ROME, ITALY - DECEMBER 16: British Prime Minster Rishi Sunak attends Atreju 2023, conservative political festival, on December 16, 2023 in Rome, Italy. Italian Prime Minister Giorgia Meloni's right-wing political party organised a four-day political festival in the Italian capital. (Photo by Alessandra Benedetti - Corbis/Corbis via Getty Images)
According to voting intention data, Rishi Sunak's Conservatives are losing support. (Getty)

What has Anderson said about his decision to join the party?

At a press conference announcing his decision to defect to Reform UK, Anderson said he woukd not apologise for comments he previously made about London being taken over by Islamists, and repeatedly said "I was my country back".

At the press conference in Westminster, he told reporters: “I had 4,000 emails last week in my emails, I had a sack full of mail, not just from my constituency, from all round the country. And when my friends and my family, my staff are telling me to join the Reform Party, then I have to listen.”

The MP, who defected from Labour to the Tories in 2018, added "my country comes first". Asked about the possibility of a by-election, he said: “You’re talking about reckless, it would be pretty reckless for me to suggest a by-election when we could have a general election in May. There’s your answer.”

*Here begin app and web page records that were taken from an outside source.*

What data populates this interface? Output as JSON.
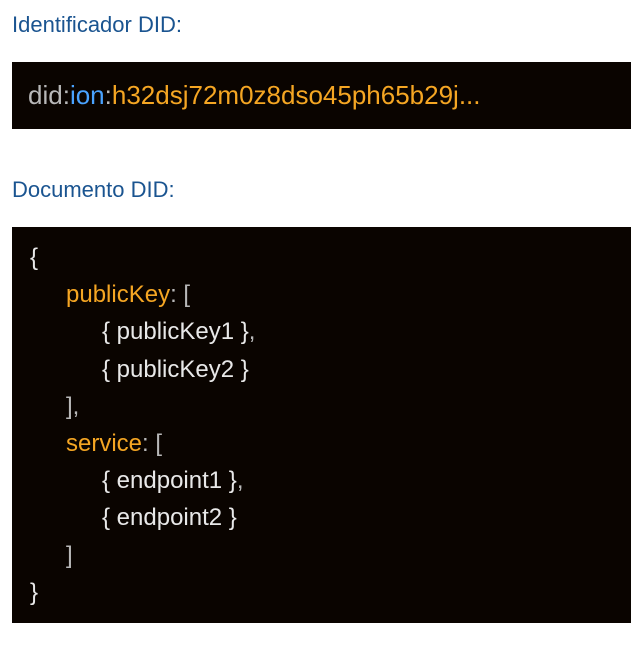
{
  "labels": {
    "identifier": "Identificador DID:",
    "document": "Documento DID:"
  },
  "did": {
    "scheme": "did",
    "method": "ion",
    "id": "h32dsj72m0z8dso45ph65b29j...",
    "sep": ":"
  },
  "doc": {
    "openBrace": "{",
    "closeBrace": "}",
    "openBracket": "[",
    "closeBracket": "]",
    "comma": ",",
    "colon": ": ",
    "keys": {
      "publicKey": "publicKey",
      "service": "service"
    },
    "items": {
      "publicKey1": "{ publicKey1 }",
      "publicKey2": "{ publicKey2 }",
      "endpoint1": "{ endpoint1 }",
      "endpoint2": "{ endpoint2 }"
    }
  }
}
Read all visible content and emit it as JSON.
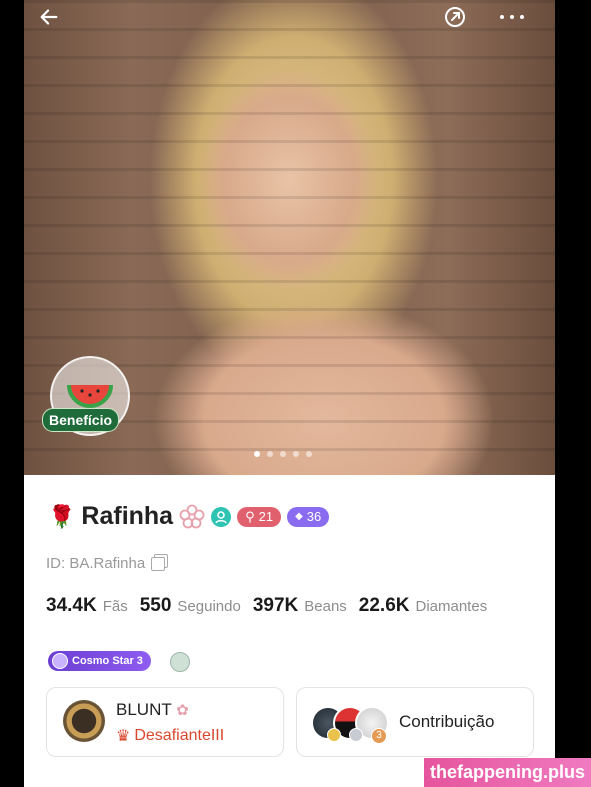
{
  "profile": {
    "name": "Rafinha",
    "level_badge": "21",
    "gem_badge": "36",
    "id_text": "ID: BA.Rafinha"
  },
  "hero": {
    "benefit_label": "Benefício",
    "carousel_total": 5,
    "carousel_active": 1
  },
  "stats": [
    {
      "value": "34.4K",
      "label": "Fãs"
    },
    {
      "value": "550",
      "label": "Seguindo"
    },
    {
      "value": "397K",
      "label": "Beans"
    },
    {
      "value": "22.6K",
      "label": "Diamantes"
    }
  ],
  "tags": {
    "cosmo": "Cosmo Star 3"
  },
  "cards": {
    "left_title": "BLUNT",
    "left_subtitle": "DesafianteIII",
    "right_title": "Contribuição",
    "right_rank": "3"
  },
  "watermark": "thefappening.plus",
  "icons": {
    "back": "arrow-left-icon",
    "share": "share-icon",
    "more": "more-icon"
  },
  "colors": {
    "level_chip": "#e0606e",
    "gem_chip": "#8a6cf0",
    "friend_chip": "#2fc3b3",
    "cosmo": "#7a49e0",
    "desaf": "#d9482c"
  }
}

The former Tory party deputy chairman also said his parents had told him they would not vote for him if he remained a Conservative MP.

"My parents have been saying to me for weeks now, you cannot win, we can’t vote for you being in the Conservative Party. If my parents are saying that, what chance have I got?" he said.